Rishi Sunak’s Spring Statement has failed to impress experts, commentators, many in his own party and, crucially, the millions of people facing what the OBR forecasts to be the biggest fall in living standards since records began in 1956. Snap YouGov polling found that 69 per cent of people don’t think the Chancellor did enough yesterday to address the looming cost of living crisis, and 66 per cent say the Chancellor’s announcements today will not benefit people like them much.
As I wrote yesterday, this was a Statement designed to reassure Conservative backbenchers that Sunak is a low-tax Tory like them – his popularity has wobbled in the past year over his choice to hike taxes like National Insurance. But unfortunately, saying “tax cut” over and over again in yesterday’s statement has not been enough to undo the reality that – despite the increase in the National Insurance threshold, a 5p cut to fuel duty, a cut to income tax by 2024, and scrapping VAT on heat pumps and home insulation – the tax burden is still going to rise to the highest it has been in 70 years. Paul Johnson, the head of the Institute for Fiscal Studies, has this morning branded the Chancellor a “fiscal illusionist”.
It doesn’t mean, however, that the entirety of the Conservative party has turned on Sunak. Despite the public drubbing in today’s papers, most Tory MPs are crediting the announcements Sunak did make and don’t envy the invidious position he finds himself in, simultaneously trying to balance the books post-pandemic, provide support for a fresh crisis (against his own political instincts to be less interventionist) and lower taxes when the book-balancing imperative, his priority, gives him little scope to do that. Despite the political messiness of raising the National Insurance threshold while going ahead with the unpopular increase in the rate, many Tory MPs previously worried by it are expressing relief, describing the “huge difference” it will make to their constituents. The fuel duty cut has also been welcomed, even it will make a couple of pounds’ difference to the cost of filling up.
The problem with Rishi Sunak’s Spring Statement is less about the measures he announced (although there were some criticisms of those), and more that they simply don’t go far enough. I wrote last month about Labour’s approach to Sunak, once the most popular politician in the country, and reported that they don’t have much faith in Sunak’s abilities as a political operator any more (or that he’s “crap at politics”, as one figure close to Keir Starmer put it). The damning response to the Spring Statement shows why.

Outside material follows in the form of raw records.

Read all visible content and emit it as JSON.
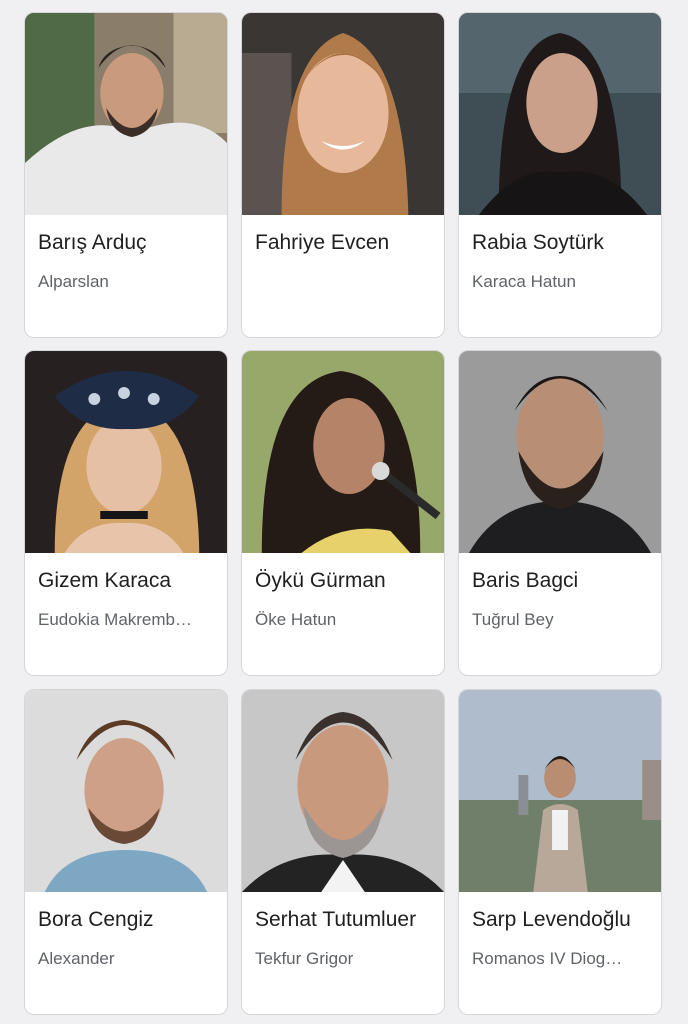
{
  "cast": [
    {
      "name": "Barış Arduç",
      "role": "Alparslan"
    },
    {
      "name": "Fahriye Evcen",
      "role": ""
    },
    {
      "name": "Rabia Soytürk",
      "role": "Karaca Hatun"
    },
    {
      "name": "Gizem Karaca",
      "role": "Eudokia Makremb…"
    },
    {
      "name": "Öykü Gürman",
      "role": "Öke Hatun"
    },
    {
      "name": "Baris Bagci",
      "role": "Tuğrul Bey"
    },
    {
      "name": "Bora Cengiz",
      "role": "Alexander"
    },
    {
      "name": "Serhat Tutumluer",
      "role": "Tekfur Grigor"
    },
    {
      "name": "Sarp Levendoğlu",
      "role": "Romanos IV Diog…"
    }
  ],
  "colors": {
    "page_background": "#f0f0f2",
    "card_border": "#d6d6d9",
    "name_text": "#1f1f1f",
    "role_text": "#5f6368"
  }
}
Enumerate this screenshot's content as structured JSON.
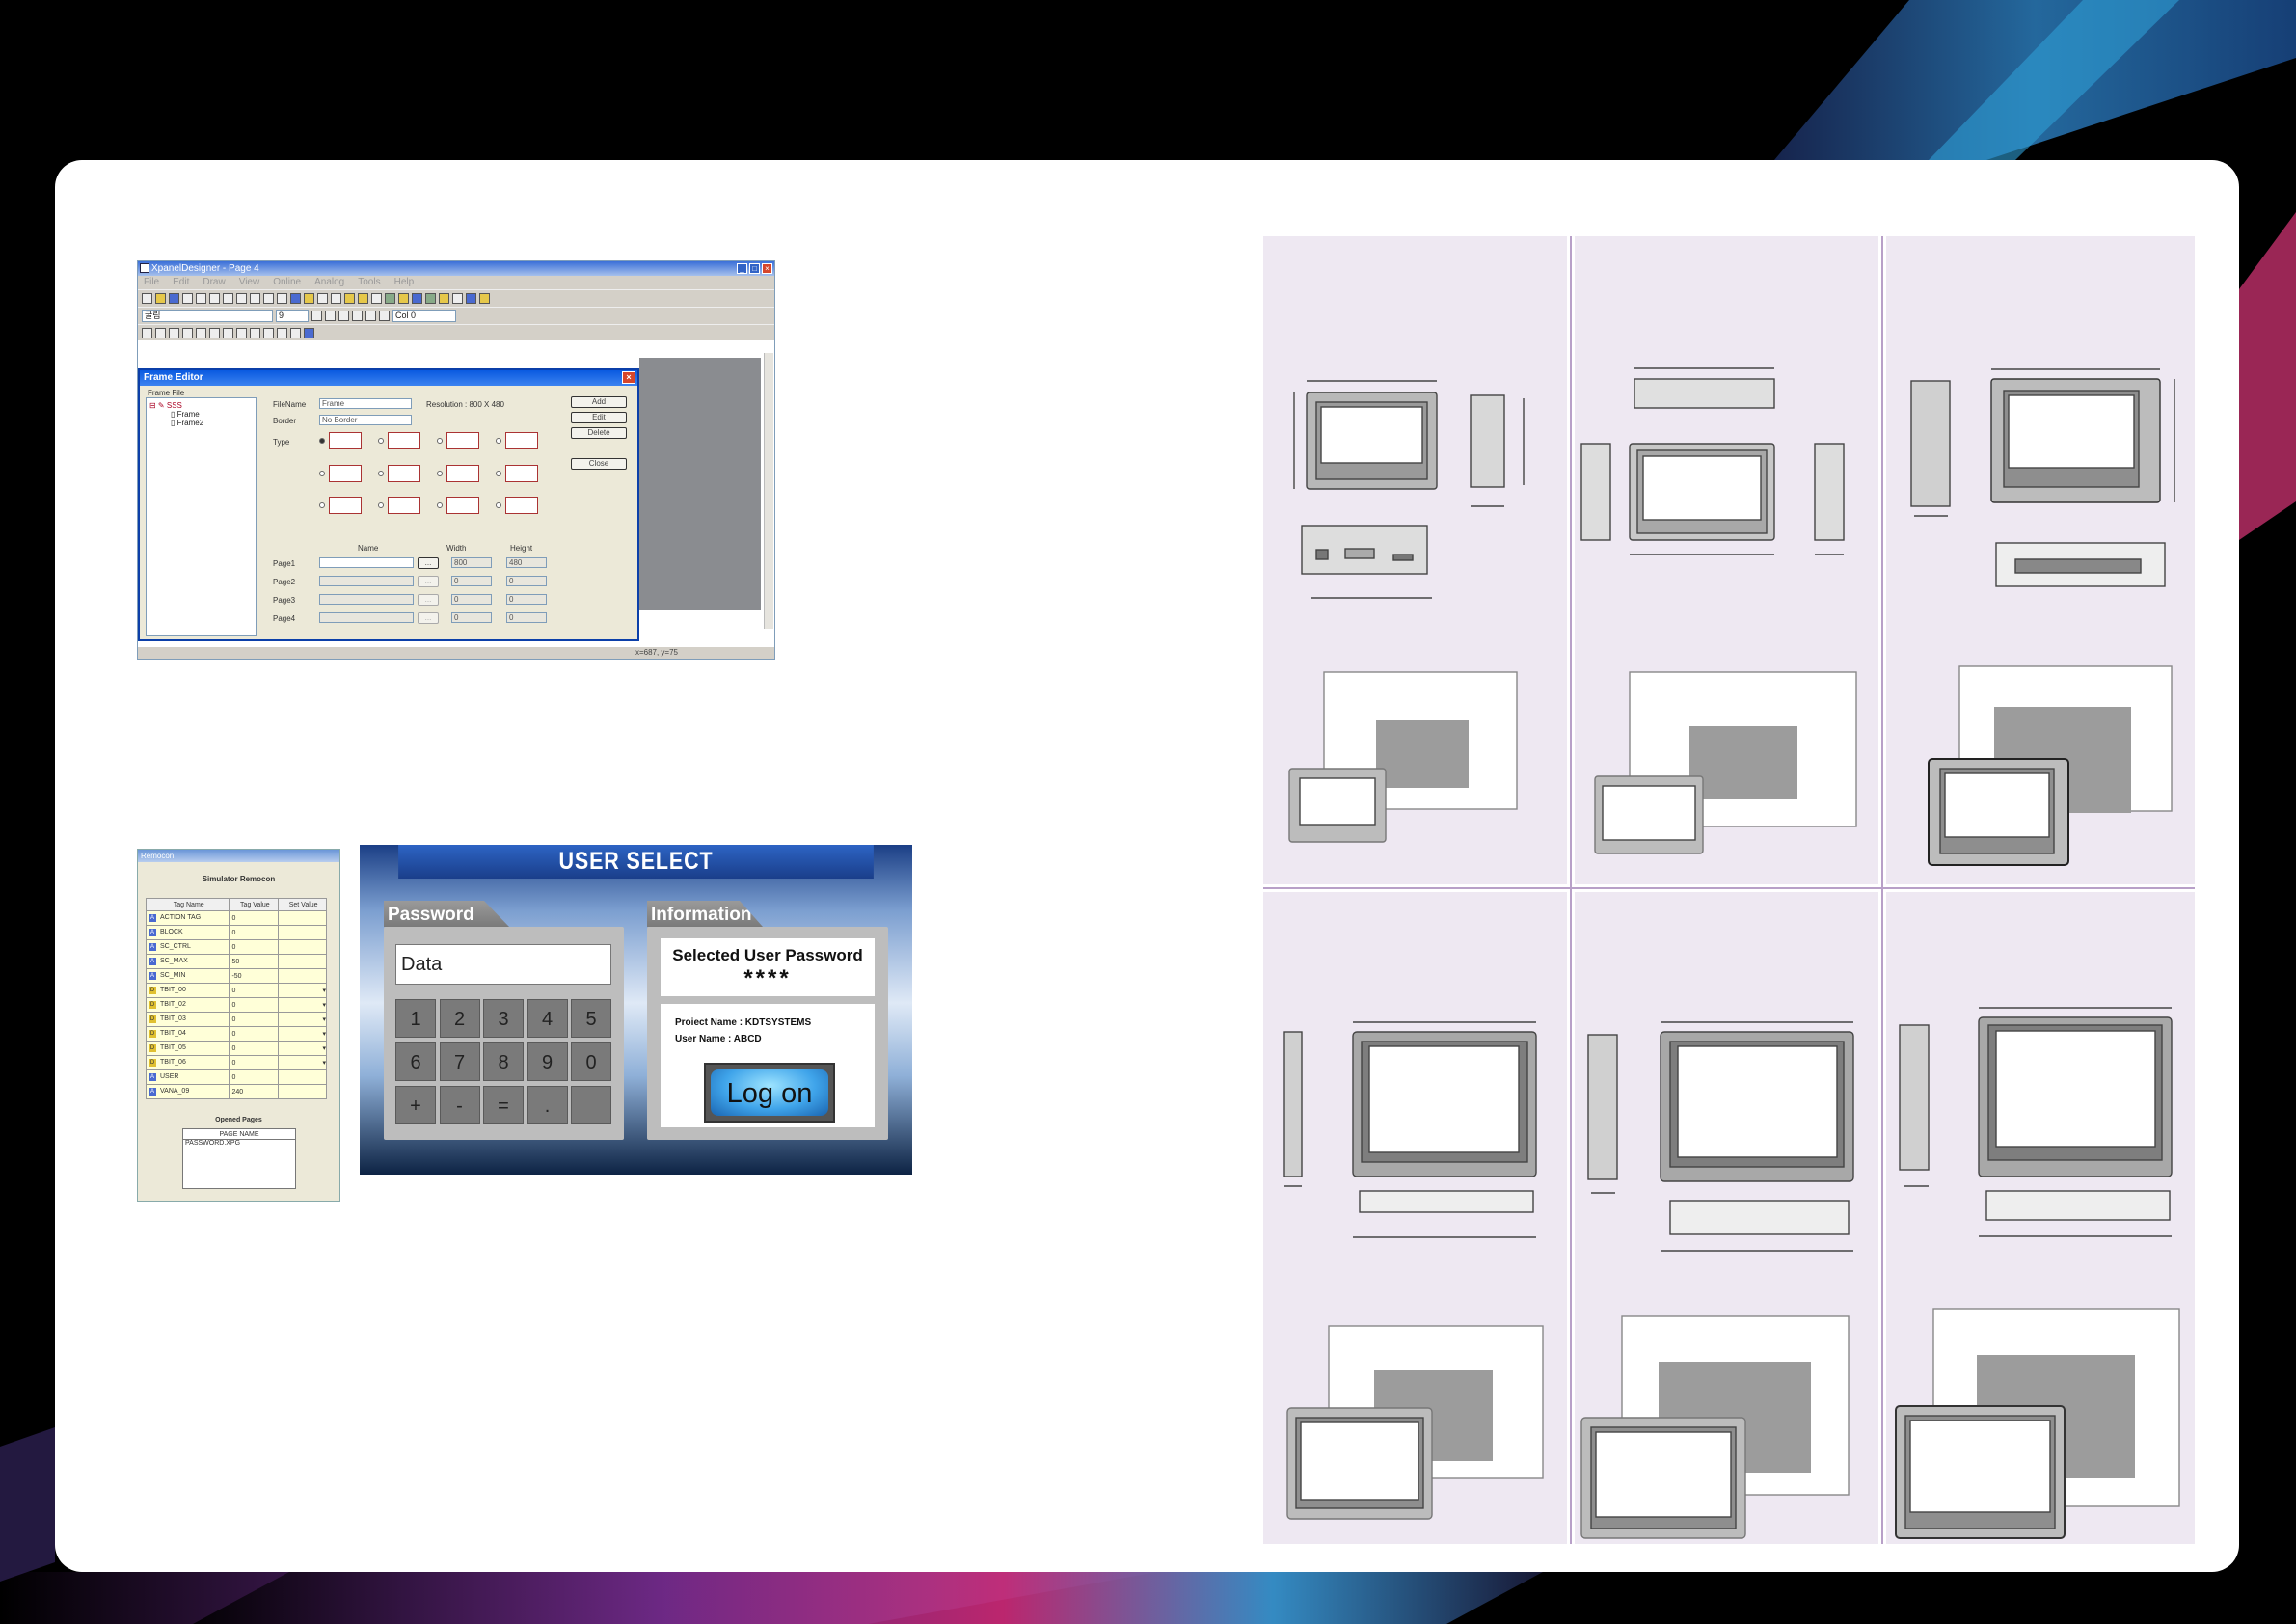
{
  "designer": {
    "title": "XpanelDesigner - Page 4",
    "menu": [
      "File",
      "Edit",
      "Draw",
      "View",
      "Online",
      "Analog",
      "Tools",
      "Help"
    ],
    "font_name": "굴림",
    "font_size": "9",
    "color": "Col 0",
    "status": "x=687, y=75"
  },
  "frame_editor": {
    "title": "Frame Editor",
    "frame_file_label": "Frame File",
    "tree": [
      "SSS",
      "Frame",
      "Frame2"
    ],
    "filename_label": "FileName",
    "filename_value": "Frame",
    "resolution": "Resolution : 800 X 480",
    "border_label": "Border",
    "border_value": "No Border",
    "type_label": "Type",
    "buttons": {
      "add": "Add",
      "edit": "Edit",
      "delete": "Delete",
      "close": "Close"
    },
    "col_name": "Name",
    "col_width": "Width",
    "col_height": "Height",
    "pages": [
      {
        "label": "Page1",
        "width": "800",
        "height": "480"
      },
      {
        "label": "Page2",
        "width": "0",
        "height": "0"
      },
      {
        "label": "Page3",
        "width": "0",
        "height": "0"
      },
      {
        "label": "Page4",
        "width": "0",
        "height": "0"
      }
    ]
  },
  "remocon": {
    "title": "Remocon",
    "heading": "Simulator Remocon",
    "col_tag": "Tag Name",
    "col_value": "Tag Value",
    "col_set": "Set Value",
    "rows": [
      {
        "type": "A",
        "name": "ACTION TAG",
        "value": "0"
      },
      {
        "type": "A",
        "name": "BLOCK",
        "value": "0"
      },
      {
        "type": "A",
        "name": "SC_CTRL",
        "value": "0"
      },
      {
        "type": "A",
        "name": "SC_MAX",
        "value": "50"
      },
      {
        "type": "A",
        "name": "SC_MIN",
        "value": "-50"
      },
      {
        "type": "D",
        "name": "TBIT_00",
        "value": "0"
      },
      {
        "type": "D",
        "name": "TBIT_02",
        "value": "0"
      },
      {
        "type": "D",
        "name": "TBIT_03",
        "value": "0"
      },
      {
        "type": "D",
        "name": "TBIT_04",
        "value": "0"
      },
      {
        "type": "D",
        "name": "TBIT_05",
        "value": "0"
      },
      {
        "type": "D",
        "name": "TBIT_06",
        "value": "0"
      },
      {
        "type": "A",
        "name": "USER",
        "value": "0"
      },
      {
        "type": "A",
        "name": "VANA_09",
        "value": "240"
      }
    ],
    "opened_pages_label": "Opened Pages",
    "page_name_header": "PAGE NAME",
    "opened_pages": [
      "PASSWORD.XPG"
    ]
  },
  "user_select": {
    "title": "USER SELECT",
    "password_tab": "Password",
    "information_tab": "Information",
    "password_field": "Data",
    "keys": [
      "1",
      "2",
      "3",
      "4",
      "5",
      "6",
      "7",
      "8",
      "9",
      "0",
      "+",
      "-",
      "=",
      ".",
      ""
    ],
    "selected_label": "Selected User Password",
    "selected_value": "****",
    "project_name": "Proiect Name : KDTSYSTEMS",
    "user_name": "User Name : ABCD",
    "logon_button": "Log on"
  },
  "colors": {
    "panel_bg": "#eee8f2",
    "accent_blue": "#1f4fa8",
    "separator": "#b8a0c8"
  }
}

Labour sees fiscal events like these as important staging posts ahead of the next election. The party has a rare opportunity to increase its economic credibility, which it sees as the fundamental way it can beat the Conservatives (Labour has never won without polling well in this area). It sees Rishi Sunak’s statement as out of touch, failing utterly to tackle the serious concerns of households up and down the country – and it is taking a lot of pleasure in exposing the difference between Sunak’s low-tax rhetoric and his high-tax reality. That position on taxation could well come back to bite Labour. But for now, the party is vindicated in its assessment of Sunak, and more confident both in its ability to oppose him and that it is the party with the economic offer to meet the needs of the country. As someone close to Rachel Reeves put it: “He set the bar really high with his first budget, and he’s never really recovered.” Sunak is struggling to live up to his own hype, and yesterday failed to reassure people that he is rising to the challenge of a fresh economic crisis.